The North Sector of the park boasts an extensive network of multi-use trails that spans roughly 30 miles. These trails are perfect for hiking, mountain biking, and trail running, and include 21 miles of professionally designed and constructed single track trails. The trail options are diverse, ranging from ridgetop trails cutting through the pines to scenic trails along the Cahaba River or Shades Creek. The South Sector has a trail system, a caretaker’s house, pavilions, and river access points are planned in the future.
- Cahaba Lilies
- Mountain Biking
- Outdoor Shower
- Changing Facility
- River Access Points
- Walking Trail
Double Oak Park
Double Oak Park is a haven for hikers who love to explore nature, as it offers a wide range of trails suitable for both beginners and experienced hikers. Whether you want to take it easy or challenge yourself, there is a trail for everyone at Double Oak Park. Some of the park’s best trails include the Easy Rider, Morning Dew, Truckin’, Raven’s Roost, Laurel Loop, and Fire on the Mtn. Each trail varies in length and difficulty, so make sure to choose the one that suits your level of hiking experience. Get ready to enjoy a day full of adventure in the great outdoors at Double Oak Park.
Walking Trails in Shelby County
In addition to the above-mentioned hiking trails, Shelby County is home to many other beautiful trails. Here are a few more worth exploring:
- Buck Creek Greenway: This trail system has about 3 miles of walking and biking paths, including a 1.5-mile main trail that connects two major parks: Buck Creek Park and Warrior Park.
- Columbiana Community Trail: This trail is located behind the ¼-mile walking track at Elvin Hill Elementary School on Shelby County Schools’ fenced-in property. The trail offers a single loop that spans 1.48 miles, meandering through hilly and wooded terrain.
- Dunnavant Valley Greenway: This trail stretches for about 1.8 miles in one direction, following the course of the North Fork of Yellow Leaf Creek, and connects two trailheads. The trailhead at the southern end is situated in the Dunnavant Valley Fields, which are next to Hwy 280.
- Heardmont Park Trail: spans approximately one mile and includes additional links that provide intra-connectivity to the 74-acre family recreational park.
- Hillsboro Trail: This trail comprises more than 3 miles of trails that will link expansive residential communities to commercial developments and an elementary and middle school. The trail also connects existing and upcoming parks and other trails to Buck Creek.

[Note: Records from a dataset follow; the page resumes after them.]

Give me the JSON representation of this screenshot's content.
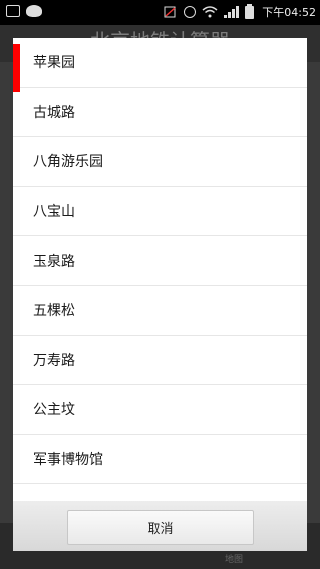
{
  "status_bar": {
    "time": "下午04:52",
    "icons": [
      "image-icon",
      "cat-icon",
      "sim-error-icon",
      "alarm-icon",
      "wifi-icon",
      "signal-icon",
      "battery-icon"
    ]
  },
  "background_app": {
    "title": "北京地铁计算器",
    "bottom_tab_right": "地图"
  },
  "dialog": {
    "items": [
      {
        "label": "苹果园",
        "selected": true
      },
      {
        "label": "古城路",
        "selected": false
      },
      {
        "label": "八角游乐园",
        "selected": false
      },
      {
        "label": "八宝山",
        "selected": false
      },
      {
        "label": "玉泉路",
        "selected": false
      },
      {
        "label": "五棵松",
        "selected": false
      },
      {
        "label": "万寿路",
        "selected": false
      },
      {
        "label": "公主坟",
        "selected": false
      },
      {
        "label": "军事博物馆",
        "selected": false
      }
    ],
    "cancel_label": "取消",
    "accent_color": "#ff0000"
  }
}
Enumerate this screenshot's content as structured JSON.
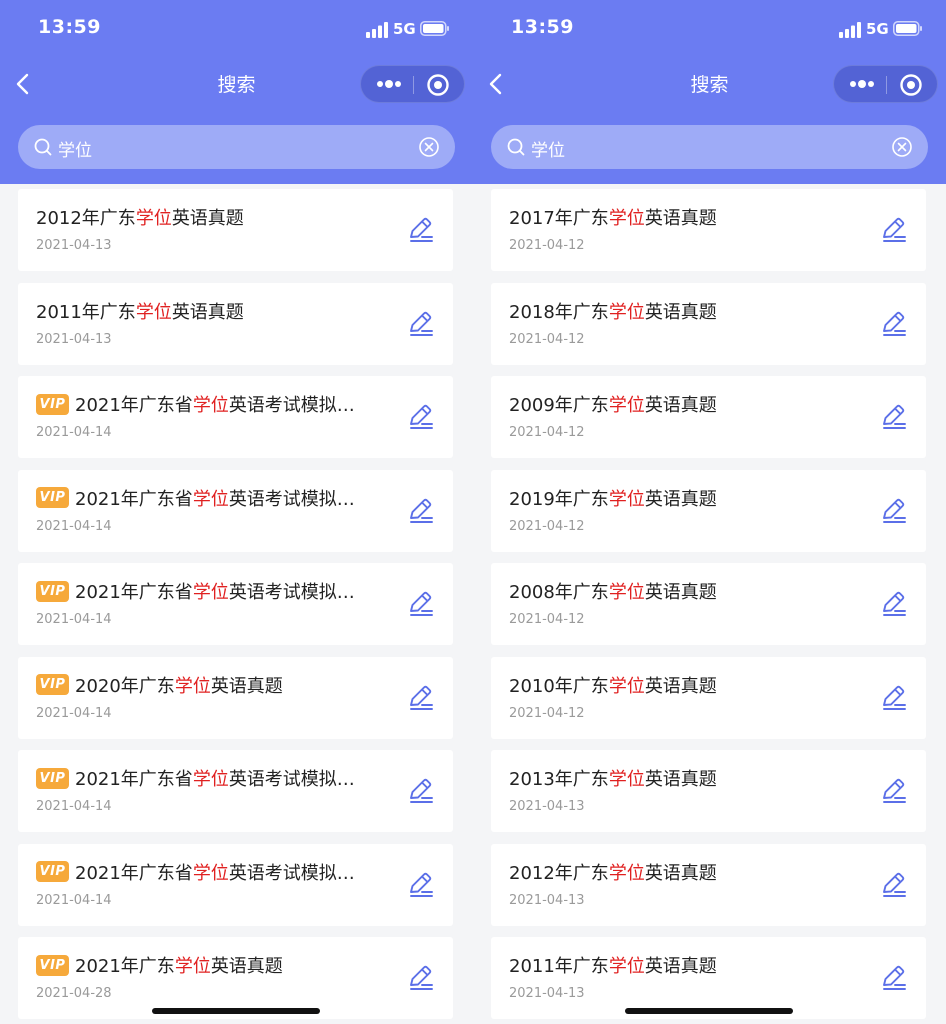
{
  "colors": {
    "accent": "#6b7cf2",
    "highlight": "#e02020",
    "vip": "#f6a93b"
  },
  "panels": [
    {
      "status": {
        "time": "13:59",
        "network": "5G"
      },
      "nav": {
        "title": "搜索"
      },
      "search": {
        "value": "学位"
      },
      "items": [
        {
          "vip": false,
          "pre": "2012年广东",
          "hl": "学位",
          "post": "英语真题",
          "date": "2021-04-13"
        },
        {
          "vip": false,
          "pre": "2011年广东",
          "hl": "学位",
          "post": "英语真题",
          "date": "2021-04-13"
        },
        {
          "vip": true,
          "vip_label": "VIP",
          "pre": "2021年广东省",
          "hl": "学位",
          "post": "英语考试模拟…",
          "date": "2021-04-14"
        },
        {
          "vip": true,
          "vip_label": "VIP",
          "pre": "2021年广东省",
          "hl": "学位",
          "post": "英语考试模拟…",
          "date": "2021-04-14"
        },
        {
          "vip": true,
          "vip_label": "VIP",
          "pre": "2021年广东省",
          "hl": "学位",
          "post": "英语考试模拟…",
          "date": "2021-04-14"
        },
        {
          "vip": true,
          "vip_label": "VIP",
          "pre": "2020年广东",
          "hl": "学位",
          "post": "英语真题",
          "date": "2021-04-14"
        },
        {
          "vip": true,
          "vip_label": "VIP",
          "pre": "2021年广东省",
          "hl": "学位",
          "post": "英语考试模拟…",
          "date": "2021-04-14"
        },
        {
          "vip": true,
          "vip_label": "VIP",
          "pre": "2021年广东省",
          "hl": "学位",
          "post": "英语考试模拟…",
          "date": "2021-04-14"
        },
        {
          "vip": true,
          "vip_label": "VIP",
          "pre": "2021年广东",
          "hl": "学位",
          "post": "英语真题",
          "date": "2021-04-28"
        }
      ]
    },
    {
      "status": {
        "time": "13:59",
        "network": "5G"
      },
      "nav": {
        "title": "搜索"
      },
      "search": {
        "value": "学位"
      },
      "items": [
        {
          "vip": false,
          "pre": "2017年广东",
          "hl": "学位",
          "post": "英语真题",
          "date": "2021-04-12"
        },
        {
          "vip": false,
          "pre": "2018年广东",
          "hl": "学位",
          "post": "英语真题",
          "date": "2021-04-12"
        },
        {
          "vip": false,
          "pre": "2009年广东",
          "hl": "学位",
          "post": "英语真题",
          "date": "2021-04-12"
        },
        {
          "vip": false,
          "pre": "2019年广东",
          "hl": "学位",
          "post": "英语真题",
          "date": "2021-04-12"
        },
        {
          "vip": false,
          "pre": "2008年广东",
          "hl": "学位",
          "post": "英语真题",
          "date": "2021-04-12"
        },
        {
          "vip": false,
          "pre": "2010年广东",
          "hl": "学位",
          "post": "英语真题",
          "date": "2021-04-12"
        },
        {
          "vip": false,
          "pre": "2013年广东",
          "hl": "学位",
          "post": "英语真题",
          "date": "2021-04-13"
        },
        {
          "vip": false,
          "pre": "2012年广东",
          "hl": "学位",
          "post": "英语真题",
          "date": "2021-04-13"
        },
        {
          "vip": false,
          "pre": "2011年广东",
          "hl": "学位",
          "post": "英语真题",
          "date": "2021-04-13"
        }
      ]
    }
  ]
}
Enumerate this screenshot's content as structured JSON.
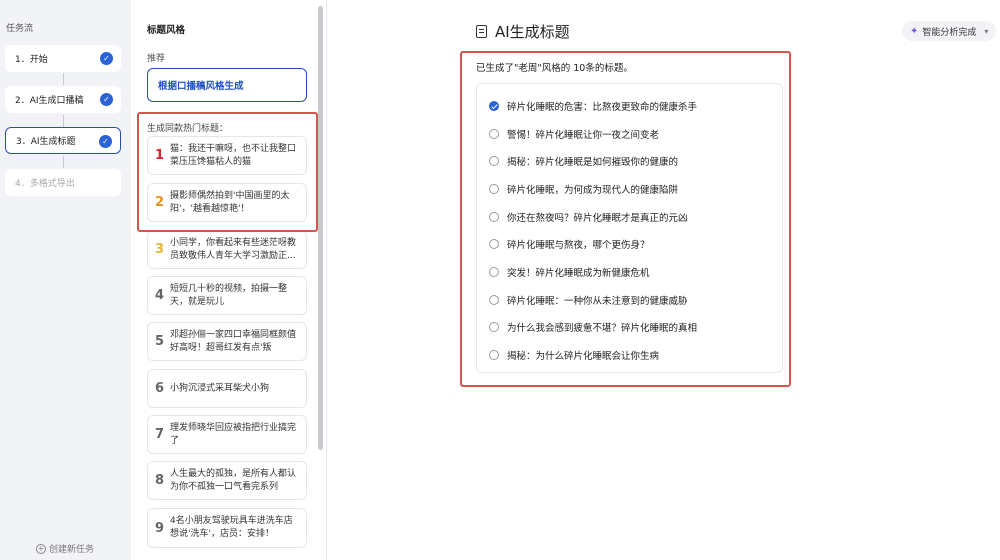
{
  "flow": {
    "title": "任务流",
    "steps": [
      {
        "label": "1．开始",
        "done": true
      },
      {
        "label": "2．AI生成口播稿",
        "done": true
      },
      {
        "label": "3．AI生成标题",
        "done": true,
        "active": true
      },
      {
        "label": "4．多格式导出",
        "done": false
      }
    ],
    "new_task": "创建新任务"
  },
  "style_panel": {
    "title": "标题风格",
    "recommend_label": "推荐",
    "recommend_button": "根据口播稿风格生成",
    "hot_label": "生成同款热门标题：",
    "hot_items": [
      {
        "num": "1",
        "text": "猫：我还干嘛呀，也不让我整口菜压压馋猫粘人的猫"
      },
      {
        "num": "2",
        "text": "摄影师偶然拍到'中国画里的太阳'，'越看越惊艳'！"
      },
      {
        "num": "3",
        "text": "小同学，你看起来有些迷茫呀教员致敬伟人青年大学习激励正..."
      },
      {
        "num": "4",
        "text": "短短几十秒的视频，拍摄一整天，就是玩儿"
      },
      {
        "num": "5",
        "text": "邓超孙俪一家四口幸福同框颜值好高呀！超哥红发有点'叛逆'电..."
      },
      {
        "num": "6",
        "text": "小狗沉浸式采耳柴犬小狗"
      },
      {
        "num": "7",
        "text": "理发师晓华回应被指把行业搞完了"
      },
      {
        "num": "8",
        "text": "人生最大的孤独，是所有人都认为你不孤独一口气看完系列"
      },
      {
        "num": "9",
        "text": "4名小朋友驾驶玩具车进洗车店想说'洗车'，店员：安排！"
      }
    ]
  },
  "main": {
    "title": "AI生成标题",
    "status_badge": "智能分析完成",
    "summary": "已生成了\"老周\"风格的 10条的标题。",
    "options": [
      {
        "text": "碎片化睡眠的危害：比熬夜更致命的健康杀手",
        "selected": true
      },
      {
        "text": "警惕！碎片化睡眠让你一夜之间变老",
        "selected": false
      },
      {
        "text": "揭秘：碎片化睡眠是如何摧毁你的健康的",
        "selected": false
      },
      {
        "text": "碎片化睡眠，为何成为现代人的健康陷阱",
        "selected": false
      },
      {
        "text": "你还在熬夜吗？碎片化睡眠才是真正的元凶",
        "selected": false
      },
      {
        "text": "碎片化睡眠与熬夜，哪个更伤身？",
        "selected": false
      },
      {
        "text": "突发！碎片化睡眠成为新健康危机",
        "selected": false
      },
      {
        "text": "碎片化睡眠：一种你从未注意到的健康威胁",
        "selected": false
      },
      {
        "text": "为什么我会感到疲惫不堪？碎片化睡眠的真相",
        "selected": false
      },
      {
        "text": "揭秘：为什么碎片化睡眠会让你生病",
        "selected": false
      }
    ]
  },
  "colors": {
    "accent": "#2a62d8",
    "highlight_box": "#d9534f"
  }
}
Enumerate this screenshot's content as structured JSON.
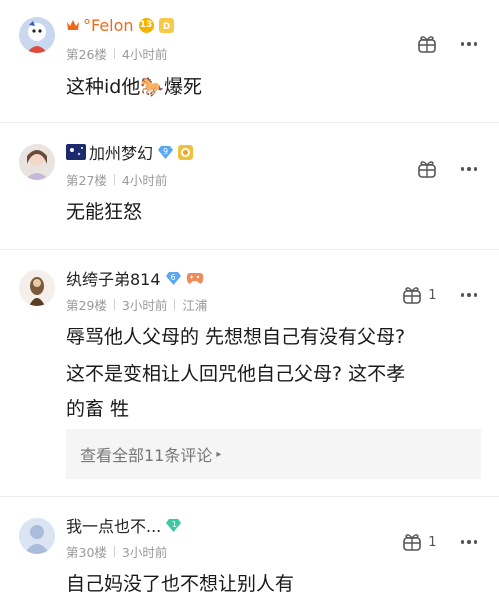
{
  "comments": [
    {
      "username": "°Felon",
      "level": "13",
      "floor": "第26楼",
      "time": "4小时前",
      "location": "",
      "content": "这种id他🐎爆死",
      "gift_count": "",
      "badge_color": "#f5b300",
      "vip_color": "#f7c948"
    },
    {
      "username": "加州梦幻",
      "level": "9",
      "floor": "第27楼",
      "time": "4小时前",
      "location": "",
      "content": "无能狂怒",
      "gift_count": "",
      "badge_color": "#5aa8f0",
      "vip_color": "#f0a020"
    },
    {
      "username": "纨绔子弟814",
      "level": "6",
      "floor": "第29楼",
      "time": "3小时前",
      "location": "江浦",
      "content_lines": [
        "辱骂他人父母的 先想想自己有没有父母?",
        "这不是变相让人回咒他自己父母? 这不孝",
        "的畜 牲"
      ],
      "gift_count": "1",
      "reply_link": "查看全部11条评论",
      "badge_color": "#5aa8f0",
      "vip_color": "#f08a5a"
    },
    {
      "username": "我一点也不...",
      "level": "1",
      "floor": "第30楼",
      "time": "3小时前",
      "location": "",
      "content": "自己妈没了也不想让别人有",
      "gift_count": "1",
      "badge_color": "#3cc8a0"
    }
  ],
  "colors": {
    "name_highlight": "#ee6a1a",
    "meta": "#9a9a9a",
    "divider": "#ececec"
  },
  "icons": [
    "crown-icon",
    "level-badge",
    "vip-icon",
    "diamond-level-icon",
    "gamepad-icon",
    "gift-icon",
    "more-icon",
    "chevron-right-icon"
  ]
}
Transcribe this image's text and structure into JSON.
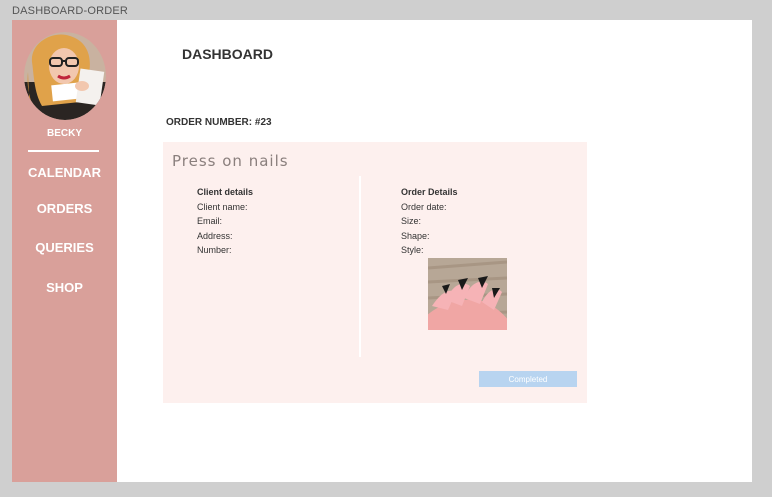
{
  "frame_label": "DASHBOARD-ORDER",
  "sidebar": {
    "user_name": "BECKY",
    "items": [
      {
        "label": "CALENDAR"
      },
      {
        "label": "ORDERS"
      },
      {
        "label": "QUERIES"
      },
      {
        "label": "SHOP"
      }
    ],
    "background": "#d9a09a"
  },
  "header": {
    "title": "DASHBOARD"
  },
  "order": {
    "number_label": "ORDER NUMBER: #23",
    "product_title": "Press on nails",
    "client_details": {
      "heading": "Client details",
      "fields": [
        "Client name:",
        "Email:",
        "Address:",
        "Number:"
      ]
    },
    "order_details": {
      "heading": "Order Details",
      "fields": [
        "Order date:",
        "Size:",
        "Shape:",
        "Style:"
      ]
    },
    "completed_label": "Completed"
  },
  "colors": {
    "card_background": "#fdf0ee",
    "button": "#b8d4f0"
  }
}
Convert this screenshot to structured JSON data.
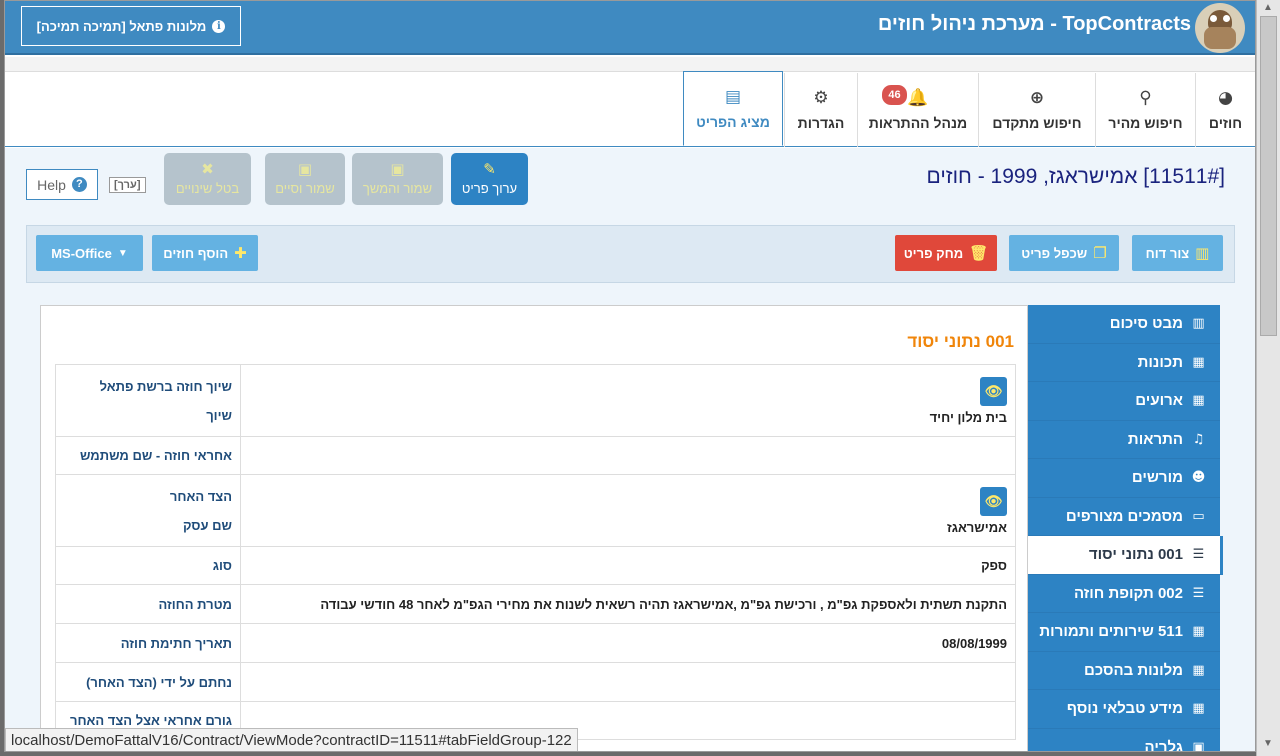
{
  "header": {
    "title": "TopContracts - מערכת ניהול חוזים",
    "brand_button": "מלונות פתאל [תמיכה תמיכה]"
  },
  "tabs": [
    {
      "label": "חוזים",
      "icon": "dashboard-icon"
    },
    {
      "label": "חיפוש מהיר",
      "icon": "search-icon"
    },
    {
      "label": "חיפוש מתקדם",
      "icon": "zoom-in-icon"
    },
    {
      "label": "מנהל ההתראות",
      "icon": "bell-icon",
      "badge": "46"
    },
    {
      "label": "הגדרות",
      "icon": "gear-icon"
    },
    {
      "label": "מציג הפריט",
      "icon": "book-icon",
      "active": true
    }
  ],
  "contract_title": "[11511#] אמישראגז, 1999 - חוזים",
  "actions": {
    "edit": "ערוך פריט",
    "save_continue": "שמור והמשך",
    "save_close": "שמור וסיים",
    "cancel": "בטל שינויים",
    "edit_label": "[ערך]",
    "help": "Help"
  },
  "toolbar": {
    "report": "צור דוח",
    "duplicate": "שכפל פריט",
    "delete": "מחק פריט",
    "add": "הוסף חוזים",
    "office": "MS-Office"
  },
  "section_title": "001 נתוני יסוד",
  "fields": [
    {
      "label": "שיוך חוזה ברשת פתאל",
      "label2": "שיוך",
      "value": "בית מלון יחיד",
      "eye": true
    },
    {
      "label": "אחראי חוזה - שם משתמש",
      "value": ""
    },
    {
      "label": "הצד האחר",
      "label2": "שם עסק",
      "value": "אמישראגז",
      "eye": true
    },
    {
      "label": "סוג",
      "value": "ספק"
    },
    {
      "label": "מטרת החוזה",
      "value": "התקנת תשתית ולאספקת גפ\"מ , ורכישת גפ\"מ ,אמישראגז תהיה רשאית לשנות את מחירי הגפ\"מ לאחר 48 חודשי עבודה"
    },
    {
      "label": "תאריך חתימת חוזה",
      "value": "08/08/1999"
    },
    {
      "label": "נחתם על ידי (הצד האחר)",
      "value": ""
    },
    {
      "label": "גורם אחראי אצל הצד האחר",
      "value": ""
    }
  ],
  "sidebar": [
    {
      "label": "מבט סיכום",
      "icon": "barcode-icon"
    },
    {
      "label": "תכונות",
      "icon": "grid-icon"
    },
    {
      "label": "ארועים",
      "icon": "calendar-icon"
    },
    {
      "label": "התראות",
      "icon": "bell-icon"
    },
    {
      "label": "מורשים",
      "icon": "users-icon"
    },
    {
      "label": "מסמכים מצורפים",
      "icon": "file-icon"
    },
    {
      "label": "001 נתוני יסוד",
      "icon": "list-icon",
      "active": true
    },
    {
      "label": "002 תקופת חוזה",
      "icon": "list-icon"
    },
    {
      "label": "511 שירותים ותמורות",
      "icon": "table-icon"
    },
    {
      "label": "מלונות בהסכם",
      "icon": "table-icon"
    },
    {
      "label": "מידע טבלאי נוסף",
      "icon": "table-icon"
    },
    {
      "label": "גלריה",
      "icon": "image-icon"
    }
  ],
  "status_url": "localhost/DemoFattalV16/Contract/ViewMode?contractID=11511#tabFieldGroup-122",
  "colors": {
    "primary": "#2d83c4",
    "header": "#3f8ac1",
    "accent_orange": "#f0850a",
    "danger": "#e0483a"
  }
}
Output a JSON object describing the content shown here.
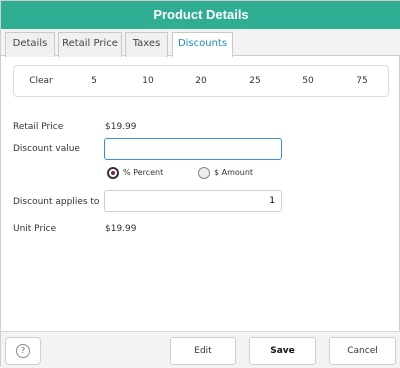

- Montevallo Greenway: Find this 2-mile trail where the Orr Park paved path comes closest to the intersection of Middle Street and Island Street.
- Veterans Park Alabaster Trail: This trail on Highway 119 is situated in a 90-acre park facility and spans about 2 miles. The trail is paved, well-lit, and easily accessible for individuals with disabilities.
All of these trails are suitable for skill levels ranging from beginner to advanced. Grab your favorite walking or hiking shoes and get started!
Tips for Hiking in Shelby County
Before heading out on your hike, it’s important to be prepared. Check the weather forecast and dress appropriately, and make sure to bring plenty of water and snacks. It’s also a good idea to have a map of the area and not solely rely on cell service to navigate.
When hiking in a group, it’s important to stay together and keep an eye out for each other. And remember to leave no trace — pack out everything you bring with you, including trash and other litter. By respecting the environment and other hikers, we can all enjoy the trails for years to come.
Remember to prepare properly, follow safety guidelines, and respect the environment, and you’re sure to have a great time on the trails.
Discover More In Shelby County
Outdoor enthusiasts will have a blast in Shelby County, AL. Pack your bag, lace up your hiking shoes, grab a buddy, and hit the trails!
Looking to explore more in Shelby County? Check out where to eat, stay, and play in the area.